Contact: Andrew Rush
Director, Media Services & Public Affairs

May 2, 2008


Association Calls for the Rule of Law to be Extended to All

New York State Bar Association President Kathryn Grant Madigan (Levene Gouldin & Thompson LLP) today urged the legal community to reevaluate its role in ensuring that the state's most vulnerable citizens - the poor, the frail elderly, and children - have equal access to justice. Speaking at the 50th Law Day ceremony on the steps of the New York State Court of Appeals in Albany, Madigan joined Chief Judge of the State of New York Judith S. Kayein calling for the rule of law to be extended to all.

Madigan noted that currently more than 80 percent of the civil legal needs of the poor go unmet. Facing loss of their homes, domestic abuse, or the denial of government benefits, people who cannot afford lawyers in these situations are forced to suffer a further loss of liberty.

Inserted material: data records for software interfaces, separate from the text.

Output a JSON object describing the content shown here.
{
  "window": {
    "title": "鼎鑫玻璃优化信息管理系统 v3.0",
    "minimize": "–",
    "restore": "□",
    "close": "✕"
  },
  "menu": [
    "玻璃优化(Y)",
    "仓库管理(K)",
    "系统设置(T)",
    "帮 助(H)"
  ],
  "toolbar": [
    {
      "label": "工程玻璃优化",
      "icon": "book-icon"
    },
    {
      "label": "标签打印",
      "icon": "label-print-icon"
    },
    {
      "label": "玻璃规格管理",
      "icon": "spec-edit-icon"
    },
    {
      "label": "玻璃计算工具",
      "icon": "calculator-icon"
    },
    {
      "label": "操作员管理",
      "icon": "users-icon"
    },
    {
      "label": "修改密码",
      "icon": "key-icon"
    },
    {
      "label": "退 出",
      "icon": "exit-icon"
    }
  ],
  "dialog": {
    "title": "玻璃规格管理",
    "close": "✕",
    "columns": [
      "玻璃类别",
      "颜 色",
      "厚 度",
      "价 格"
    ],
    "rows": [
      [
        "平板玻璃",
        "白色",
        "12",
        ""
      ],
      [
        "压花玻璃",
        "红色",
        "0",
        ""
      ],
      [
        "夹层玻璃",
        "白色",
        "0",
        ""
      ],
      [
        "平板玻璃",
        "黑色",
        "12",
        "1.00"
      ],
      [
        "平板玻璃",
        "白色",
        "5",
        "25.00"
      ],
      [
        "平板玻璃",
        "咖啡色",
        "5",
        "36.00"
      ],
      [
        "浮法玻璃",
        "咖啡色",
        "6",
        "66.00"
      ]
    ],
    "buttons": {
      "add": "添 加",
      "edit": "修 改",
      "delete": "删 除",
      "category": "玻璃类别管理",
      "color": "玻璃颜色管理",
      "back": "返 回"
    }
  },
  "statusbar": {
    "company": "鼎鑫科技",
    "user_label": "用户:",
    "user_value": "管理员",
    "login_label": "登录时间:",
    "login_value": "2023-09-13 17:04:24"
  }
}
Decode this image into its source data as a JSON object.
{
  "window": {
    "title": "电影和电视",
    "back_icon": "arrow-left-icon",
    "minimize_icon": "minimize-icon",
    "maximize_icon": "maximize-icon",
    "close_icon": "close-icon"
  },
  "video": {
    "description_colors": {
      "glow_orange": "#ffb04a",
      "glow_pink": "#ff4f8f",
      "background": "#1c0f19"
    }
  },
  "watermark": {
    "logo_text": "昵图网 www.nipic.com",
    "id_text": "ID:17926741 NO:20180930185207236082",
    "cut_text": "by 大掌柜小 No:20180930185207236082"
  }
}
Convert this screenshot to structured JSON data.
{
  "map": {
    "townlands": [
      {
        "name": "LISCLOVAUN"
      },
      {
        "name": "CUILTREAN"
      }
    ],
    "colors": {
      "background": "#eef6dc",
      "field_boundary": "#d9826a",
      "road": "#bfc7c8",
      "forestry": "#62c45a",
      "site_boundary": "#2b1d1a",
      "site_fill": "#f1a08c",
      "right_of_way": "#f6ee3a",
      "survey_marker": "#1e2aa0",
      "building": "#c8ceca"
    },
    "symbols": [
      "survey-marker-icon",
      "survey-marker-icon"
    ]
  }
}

"Forty-five years ago, in Gideon v. Wainwright, the US Supreme Court, held that it was 'shocking' to our sense of justice that we would incarcerate a criminal defendant who was tried and convicted without an attorney," Madigan said. "Isn't it just as shocking that we leave our poor and most vulnerable to represent themselves in the battle for basic human needs - shelter, sustenance, safety and health care? Surely, this is not the heritage that President Eisenhower envisioned when he created Law Day 50 years ago."

Madigan called for New Yorkto take measures that would guarantee the right to counsel in civil cases - known as Civil Gideon. She noted that New York is only one of seven states in the country without stable funding for civil legal services for the poor, and that 33 states - New Yorknot among them -- have a civil right to counsel to some degree.

Madigan also stated that Law Day is a time to reevaluate the legal community's role in ensuring that young people have the opportunity and the means to understand and actively participate in government. Noting that a recent study by the Annenberg Public Policy Institute found that less than one in 10 Americans can identify the Chief Justice of the United States-- but that two-thirds of Americans can name one of the judges on American Idol - Madigan urged that more programs be developed to teach children about the law.

She pointed to the State Bar Association's Youth Service Advocate Program as one such model program. Created last year, it recognizes and honors young people ages 10 to 18 who have provided law-related volunteer service to their communities. Two students from Queens, Massawar Ahmed (Howard Beach) and Michael Ibragimchayev (Rego Park) are the very first winners and were honored at the Law Day ceremony for their efforts.

The 74,000-member New York State Bar Association is the official statewide organization of lawyers in New Yorkand the largest voluntary state bar association in the nation. Founded in 1876, NYSBA programs and activities have continuously served the public and improved the justice system for more than 130 years.